For the Zambian official, the COVID-19 pandemic is an opportunity to rethink the place of the pan-African ideals in today’s world. She illuminated King Mohammed V as a founding father of pan-Africanism during the 1961 Casablanca Conference, from which the Organization of African Unity (OAU) emerged.
Njapau also recalled Morocco’s leading role in the decolonization of African states, particularly through its direct support for national liberation movements throughout the continent.
Sixty years later, the country’s attachment to the continent is still as “intense,” she said, reflecting on King Mohammed VI’s speech at the 28th AU Summit that marked the return of Morocco to the union.

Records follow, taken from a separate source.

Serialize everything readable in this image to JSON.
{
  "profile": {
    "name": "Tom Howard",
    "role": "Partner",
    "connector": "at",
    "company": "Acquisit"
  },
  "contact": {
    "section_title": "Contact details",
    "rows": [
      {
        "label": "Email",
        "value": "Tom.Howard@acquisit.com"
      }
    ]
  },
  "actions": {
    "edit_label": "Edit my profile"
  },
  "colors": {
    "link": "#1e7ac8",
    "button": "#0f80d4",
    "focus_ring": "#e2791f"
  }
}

Morocco’s return to the AU, she continued, is a natural extension of the continuous deepening of relations between Morocco and African countries under the King’s pan-African vision. Between 1999 and 2017, Morocco signed more than 1,000 cooperation agreements with various African countries in the fields of training, health, and sustainable development.
Morocco returned to the AU with solid experience in the key areas of migration management, sustainable development, the fight against violent extremism, and climate change, she continued, celebrating the country’s willingness to share its experience with other African countries.

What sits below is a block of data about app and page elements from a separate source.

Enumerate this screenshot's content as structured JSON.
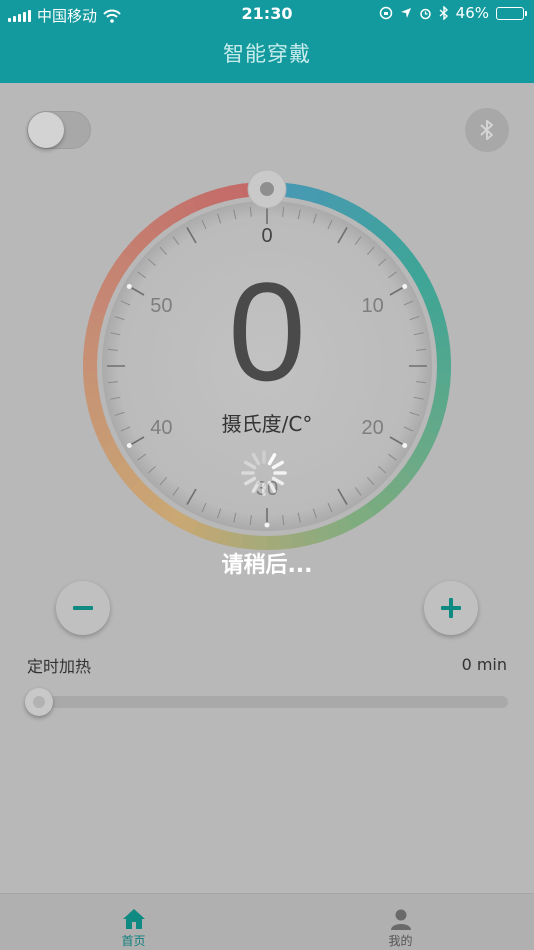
{
  "status_bar": {
    "carrier": "中国移动",
    "time": "21:30",
    "battery": "46%",
    "battery_level": 0.46
  },
  "nav": {
    "title": "智能穿戴"
  },
  "controls": {
    "power_toggle_on": false
  },
  "dial": {
    "value": "0",
    "unit": "摄氏度/C°",
    "scale_labels": [
      {
        "text": "0",
        "value": 0
      },
      {
        "text": "10",
        "value": 10
      },
      {
        "text": "20",
        "value": 20
      },
      {
        "text": "30",
        "value": 30
      },
      {
        "text": "40",
        "value": 40
      },
      {
        "text": "50",
        "value": 50
      }
    ],
    "scale_max": 60,
    "colors": {
      "cool": "#1e8cb8",
      "teal": "#0f9e8a",
      "green": "#6aa86a",
      "warm": "#d2a25a",
      "orange": "#cc7e5c",
      "red": "#c94848"
    }
  },
  "loading": {
    "text": "请稍后..."
  },
  "timer": {
    "label": "定时加热",
    "value": "0 min",
    "level": 0
  },
  "tabs": [
    {
      "label": "首页",
      "active": true
    },
    {
      "label": "我的",
      "active": false
    }
  ],
  "icons": {
    "bluetooth": "bluetooth-icon",
    "minus": "minus-icon",
    "plus": "plus-icon",
    "home": "home-icon",
    "user": "user-icon",
    "spinner": "loading-spinner-icon"
  },
  "accent_color": "#139a9e"
}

King Mohammed VI’s position as Leader of the African Union on Migration, the designation of Morocco to host the African Observatory on Migration, and the election of Morocco to the Organization’s Peace and Security Council are examples of Morocco’s driving role in continental development, she added.

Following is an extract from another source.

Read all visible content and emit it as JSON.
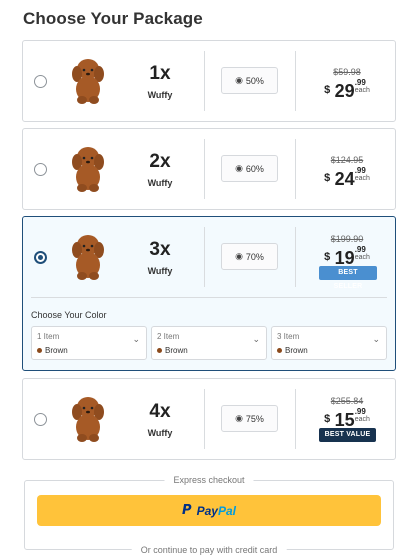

In the context of a pandemic that requires African resilience and strength, she continued, King Mohammed VI launched an initiative aimed at supporting African countries in their different phases of managing the health crisis. Njapau called the King’s initiative “pragmatic and action-oriented” and said it will allow African countries to exchange experiences and best practices.
Morocco, Zambia, and the self-styled SADR
The Zambian official went on to say that contrary to the “false allegations” Algeria and Polisario have propagated, Morocco’s return to the AU does not translate into recognition of the self-styled Sahrawi Arab Democratic Republic (SADR).
Njapau said the recognition of a state is an eminently sovereign, unilateral act. The participation of a legitimate state such as Morocco in an international or regional organization, in the presence of an unrecognized entity such as the SADR, does not indicate any recognition of the latter, she stressed.
One-hundred-sixty-five United Nations member states do not recognize SADR, and since 2000, 44 countries that had recognized the entity have withdrawn their recognition. Today, only a handful of countries still recognize the SADR, she added.
Zambia rescinded its recognition of the SADR and cut all ties with the entity on July 9, 2016, during the visit of former Zambian Foreign Minister Harry Kalaba to Rabat.
After Morocco’s return to the African Union in 2017, King Mohammed VI made his first official visit to Zambia. The King signed 19 new partnership agreements with Zambian leader Edgar Chagwa, solidifying the positive diplomatic ties between the two countries.
After the King’s visit, Kalaba reiterated in February 2017 that his country “supports the efforts of the United Nations to help the parties find a long-lasting solution to the conflict over Western Sahara.”
“Morocco’s return to the African Union affords the African family an opportunity to push for this question, which has lasted for a long time, towards a peaceful solution in a spirit of African consensus, dialogue, and mutual respect,” the former foreign minister added.
In March 2018, Zambia’s current Minister of Foreign Affairs, Joseph Malanji, said that “Lusaka no longer maintains bilateral relations with SADR” and assured that Zambian diplomatic missions “will inform countries and the international and regional organizations of this decisive break” with the Polisario Front.
Morocco and Zambia enjoy friendly diplomatic relations, with Zambia a strong African ally in Morocco’s aim to consolidate its territorial integrity.